↓↓↓

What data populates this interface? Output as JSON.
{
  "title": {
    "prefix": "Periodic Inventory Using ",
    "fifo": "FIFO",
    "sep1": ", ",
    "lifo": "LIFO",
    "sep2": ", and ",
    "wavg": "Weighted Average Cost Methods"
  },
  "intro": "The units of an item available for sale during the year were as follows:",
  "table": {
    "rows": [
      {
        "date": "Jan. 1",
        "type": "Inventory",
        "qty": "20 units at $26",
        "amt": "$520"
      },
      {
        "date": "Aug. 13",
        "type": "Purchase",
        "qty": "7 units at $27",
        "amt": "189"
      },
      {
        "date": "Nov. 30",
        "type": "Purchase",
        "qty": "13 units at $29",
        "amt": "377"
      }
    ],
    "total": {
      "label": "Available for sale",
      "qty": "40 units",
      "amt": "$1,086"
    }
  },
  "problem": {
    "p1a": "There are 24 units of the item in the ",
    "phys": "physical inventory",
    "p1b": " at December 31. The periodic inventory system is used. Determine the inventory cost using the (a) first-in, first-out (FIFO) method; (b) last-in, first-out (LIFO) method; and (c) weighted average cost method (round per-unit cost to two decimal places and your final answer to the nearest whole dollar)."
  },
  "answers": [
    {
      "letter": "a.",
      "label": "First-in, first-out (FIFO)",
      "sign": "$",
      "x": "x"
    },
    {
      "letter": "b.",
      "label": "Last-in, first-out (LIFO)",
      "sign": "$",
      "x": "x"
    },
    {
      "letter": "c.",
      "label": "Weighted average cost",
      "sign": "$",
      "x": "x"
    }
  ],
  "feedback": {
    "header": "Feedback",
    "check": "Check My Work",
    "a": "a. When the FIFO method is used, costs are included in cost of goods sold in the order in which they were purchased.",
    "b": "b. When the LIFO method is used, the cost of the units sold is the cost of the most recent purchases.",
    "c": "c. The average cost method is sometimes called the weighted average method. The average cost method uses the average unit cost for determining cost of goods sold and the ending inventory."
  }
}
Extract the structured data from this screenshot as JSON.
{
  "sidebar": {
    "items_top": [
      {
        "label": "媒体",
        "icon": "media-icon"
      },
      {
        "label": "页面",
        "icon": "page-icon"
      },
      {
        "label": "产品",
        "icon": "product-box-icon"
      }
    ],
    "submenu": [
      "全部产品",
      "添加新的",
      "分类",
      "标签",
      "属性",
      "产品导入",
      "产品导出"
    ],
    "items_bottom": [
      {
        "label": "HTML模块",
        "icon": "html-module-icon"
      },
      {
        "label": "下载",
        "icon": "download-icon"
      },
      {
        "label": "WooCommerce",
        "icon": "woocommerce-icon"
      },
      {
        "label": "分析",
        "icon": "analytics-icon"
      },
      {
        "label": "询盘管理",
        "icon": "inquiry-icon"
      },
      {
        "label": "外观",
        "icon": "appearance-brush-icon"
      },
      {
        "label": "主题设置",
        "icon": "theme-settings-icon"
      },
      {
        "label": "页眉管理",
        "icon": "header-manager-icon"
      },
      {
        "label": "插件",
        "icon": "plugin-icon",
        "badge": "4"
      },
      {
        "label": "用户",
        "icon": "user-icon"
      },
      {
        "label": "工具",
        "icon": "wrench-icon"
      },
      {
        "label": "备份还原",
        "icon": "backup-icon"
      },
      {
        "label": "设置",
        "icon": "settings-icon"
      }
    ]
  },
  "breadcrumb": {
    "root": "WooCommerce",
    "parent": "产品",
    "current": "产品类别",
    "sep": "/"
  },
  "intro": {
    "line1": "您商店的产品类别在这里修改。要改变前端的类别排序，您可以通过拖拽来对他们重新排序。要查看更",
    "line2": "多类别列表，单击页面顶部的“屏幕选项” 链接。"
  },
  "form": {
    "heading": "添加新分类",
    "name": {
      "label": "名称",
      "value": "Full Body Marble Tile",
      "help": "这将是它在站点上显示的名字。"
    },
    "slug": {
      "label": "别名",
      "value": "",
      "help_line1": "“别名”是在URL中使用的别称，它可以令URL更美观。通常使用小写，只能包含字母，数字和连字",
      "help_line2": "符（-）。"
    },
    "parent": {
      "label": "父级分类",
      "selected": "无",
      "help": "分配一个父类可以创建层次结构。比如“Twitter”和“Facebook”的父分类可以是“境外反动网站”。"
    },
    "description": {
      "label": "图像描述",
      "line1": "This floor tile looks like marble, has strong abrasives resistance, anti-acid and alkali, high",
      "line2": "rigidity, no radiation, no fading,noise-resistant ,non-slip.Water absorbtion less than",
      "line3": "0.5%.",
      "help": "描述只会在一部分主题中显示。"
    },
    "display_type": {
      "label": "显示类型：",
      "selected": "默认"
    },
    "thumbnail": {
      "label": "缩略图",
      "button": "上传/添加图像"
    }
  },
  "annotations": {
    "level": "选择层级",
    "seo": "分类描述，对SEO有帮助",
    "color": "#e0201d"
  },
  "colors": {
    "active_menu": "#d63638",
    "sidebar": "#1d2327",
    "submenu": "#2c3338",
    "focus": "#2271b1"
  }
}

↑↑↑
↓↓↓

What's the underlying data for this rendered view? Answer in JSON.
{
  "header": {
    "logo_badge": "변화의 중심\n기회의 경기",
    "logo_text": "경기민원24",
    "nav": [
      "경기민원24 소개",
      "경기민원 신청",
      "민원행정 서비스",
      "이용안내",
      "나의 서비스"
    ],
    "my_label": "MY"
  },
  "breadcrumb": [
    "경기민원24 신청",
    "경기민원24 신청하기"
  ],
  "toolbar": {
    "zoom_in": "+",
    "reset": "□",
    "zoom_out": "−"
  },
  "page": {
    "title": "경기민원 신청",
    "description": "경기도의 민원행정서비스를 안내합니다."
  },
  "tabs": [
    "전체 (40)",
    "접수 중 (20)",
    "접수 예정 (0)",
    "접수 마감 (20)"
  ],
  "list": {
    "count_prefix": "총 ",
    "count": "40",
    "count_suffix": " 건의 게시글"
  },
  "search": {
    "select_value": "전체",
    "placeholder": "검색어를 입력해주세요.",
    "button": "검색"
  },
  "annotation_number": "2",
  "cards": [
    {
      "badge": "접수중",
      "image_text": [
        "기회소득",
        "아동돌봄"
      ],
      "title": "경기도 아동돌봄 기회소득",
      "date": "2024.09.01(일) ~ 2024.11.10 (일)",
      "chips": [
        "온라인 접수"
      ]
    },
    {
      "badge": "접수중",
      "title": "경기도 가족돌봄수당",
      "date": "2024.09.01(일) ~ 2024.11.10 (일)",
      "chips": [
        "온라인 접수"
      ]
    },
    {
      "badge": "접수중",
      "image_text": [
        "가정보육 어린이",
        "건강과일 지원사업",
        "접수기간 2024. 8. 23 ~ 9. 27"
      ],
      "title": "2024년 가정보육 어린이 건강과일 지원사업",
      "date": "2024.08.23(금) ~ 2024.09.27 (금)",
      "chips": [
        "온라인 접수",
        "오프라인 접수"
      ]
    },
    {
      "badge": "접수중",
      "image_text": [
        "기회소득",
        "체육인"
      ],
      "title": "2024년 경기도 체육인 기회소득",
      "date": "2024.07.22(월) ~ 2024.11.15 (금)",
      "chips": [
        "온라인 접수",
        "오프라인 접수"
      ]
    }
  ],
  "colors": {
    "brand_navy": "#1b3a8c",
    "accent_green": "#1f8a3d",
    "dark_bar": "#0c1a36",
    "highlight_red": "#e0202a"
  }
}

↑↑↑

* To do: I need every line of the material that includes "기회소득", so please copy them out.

* Exercise output:
        "기회소득",
      "title": "경기도 아동돌봄 기회소득",
        "기회소득",
      "title": "2024년 경기도 체육인 기회소득",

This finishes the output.